“My hope for the future, not just in the music industry, but in every young girl I meet, is that they all realise their worth and ask for it.” – Taylor Swift, singer
“I always say, women have brains and uteruses, and are able to use both.” – Karren Brady, businesswoman
“For I conclude that the enemy is not lipstick, but guilt itself; we deserve lipstick, if we want it, AND free speech; we deserve to be sexual AND serious – or whatever we please. We are entitled to wear cowboy boots to our own revolution.” – Naomi Wolf, writer
“We need to reshape our own perception of how we view ourselves. We have to step up as women and take the lead.” – Beyoncé, singer
“There’s something so special about a woman who dominates in a man’s world.
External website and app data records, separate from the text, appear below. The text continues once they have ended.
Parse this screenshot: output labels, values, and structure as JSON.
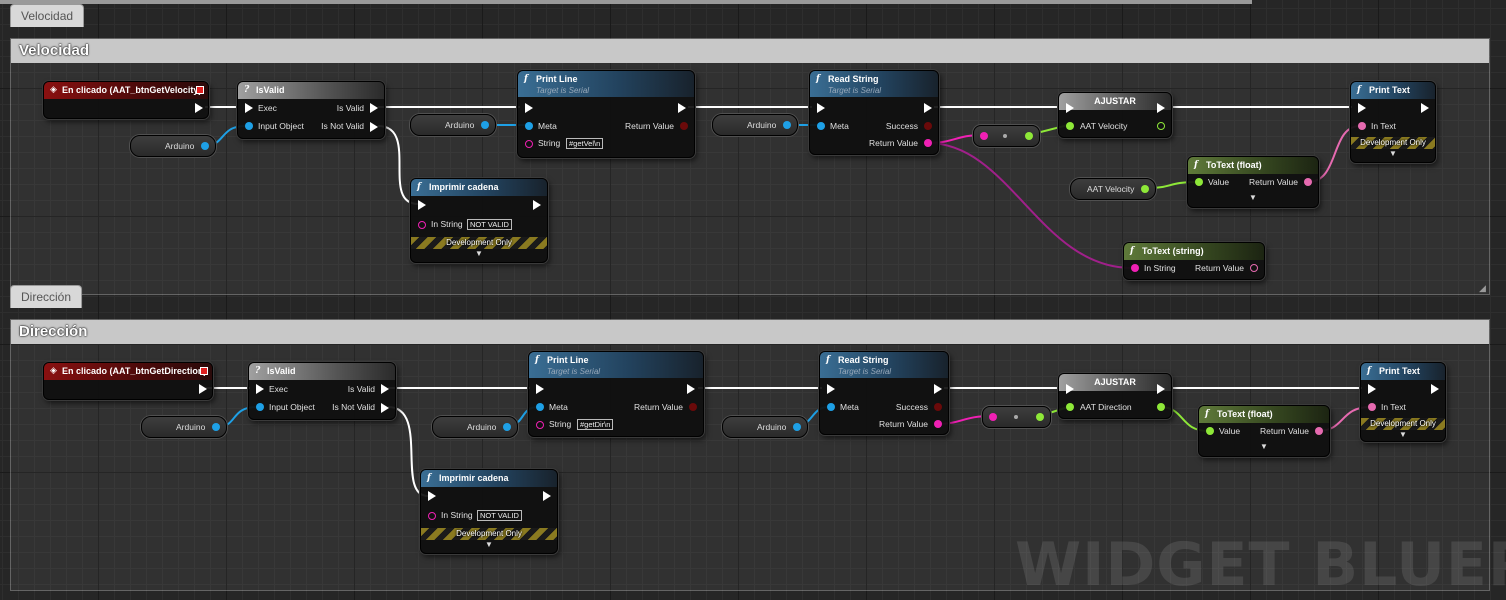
{
  "sections": [
    {
      "tab": "Velocidad",
      "title": "Velocidad",
      "event": "En clicado (AAT_btnGetVelocity)",
      "isvalid": {
        "title": "IsValid",
        "exec": "Exec",
        "input": "Input Object",
        "is_valid": "Is Valid",
        "not_valid": "Is Not Valid"
      },
      "var_arduino": "Arduino",
      "print_line": {
        "title": "Print Line",
        "subtitle": "Target is Serial",
        "meta": "Meta",
        "ret": "Return Value",
        "string_label": "String",
        "string_value": "#getVel\\n"
      },
      "var_arduino2": "Arduino",
      "read_string": {
        "title": "Read String",
        "subtitle": "Target is Serial",
        "meta": "Meta",
        "success": "Success",
        "ret": "Return Value"
      },
      "ajustar": {
        "title": "AJUSTAR",
        "pin": "AAT Velocity"
      },
      "print_text": {
        "title": "Print Text",
        "in": "In Text",
        "dev": "Development Only"
      },
      "imprimir": {
        "title": "Imprimir cadena",
        "in": "In String",
        "value": "NOT VALID",
        "dev": "Development Only"
      },
      "totext_float": {
        "title": "ToText (float)",
        "value": "Value",
        "ret": "Return Value"
      },
      "var_aat": "AAT Velocity",
      "totext_string": {
        "title": "ToText (string)",
        "in": "In String",
        "ret": "Return Value"
      }
    },
    {
      "tab": "Dirección",
      "title": "Dirección",
      "event": "En clicado (AAT_btnGetDirection)",
      "isvalid": {
        "title": "IsValid",
        "exec": "Exec",
        "input": "Input Object",
        "is_valid": "Is Valid",
        "not_valid": "Is Not Valid"
      },
      "var_arduino": "Arduino",
      "print_line": {
        "title": "Print Line",
        "subtitle": "Target is Serial",
        "meta": "Meta",
        "ret": "Return Value",
        "string_label": "String",
        "string_value": "#getDir\\n"
      },
      "var_arduino2": "Arduino",
      "read_string": {
        "title": "Read String",
        "subtitle": "Target is Serial",
        "meta": "Meta",
        "success": "Success",
        "ret": "Return Value"
      },
      "ajustar": {
        "title": "AJUSTAR",
        "pin": "AAT Direction"
      },
      "print_text": {
        "title": "Print Text",
        "in": "In Text",
        "dev": "Development Only"
      },
      "imprimir": {
        "title": "Imprimir cadena",
        "in": "In String",
        "value": "NOT VALID",
        "dev": "Development Only"
      },
      "totext_float": {
        "title": "ToText (float)",
        "value": "Value",
        "ret": "Return Value"
      }
    }
  ],
  "watermark": "WIDGET BLUEPRINT",
  "colors": {
    "object_pin": "#1ea0e6",
    "string_pin": "#f020b4",
    "float_pin": "#8ee838",
    "exec_pin": "#ffffff",
    "text_pin": "#e66ab0",
    "comment_bar": "#c8c8c8"
  },
  "icons": {
    "function": "function-f-icon",
    "event": "event-diamond-icon",
    "macro": "question-mark-icon",
    "set": "set-variable-icon"
  }
}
It takes a certain grace, strength, intelligence, fearlessness, and the nerve to never take no for an answer.”– Rihanna, singer
“The best way for us to cultivate fearlessness in our daughters and other young women is by example. If they see their mothers and other women in their lives going forward despite fear, they’ll know it’s possible.” – Gloria Steinem, feminist activist and writer
“When a man gives his opinion, he’s a man. When a woman gives her opinion, she’s a bitch.”– Bette Davis, actress
“In the future, there will be no female leaders. There will just be leaders.” – Sheryl Sandberg, Facebook COO
“Whether I am meant to or not, I challenge assumptions about women. I do make some people uncomfortable, which I’m well aware of, but that’s just part of coming to grips with what I believe is still one of the most important pieces of unfinished business in human history—empowering women to be able to stand up for themselves.” – Hillary Clinton, politician
“The education and empowerment of women throughout the world cannot fail to result in a more caring, tolerant, just and peaceful life for all.” – Aung San Suu Kyi, politician
“Value yourself for what the media doesn’t – your intelligence, your street smarts, your ability to play a kick-ass game of pool, whatever. So long as it’s not just valuing yourself for your ability to look hot in a bikini and be available to men, it’s an improvement.” – Jessica Valenti, activist
“We cannot all succeed when half of us are held back.” – Malala Yousafzai, activist and winner of the Nobel Peace Prize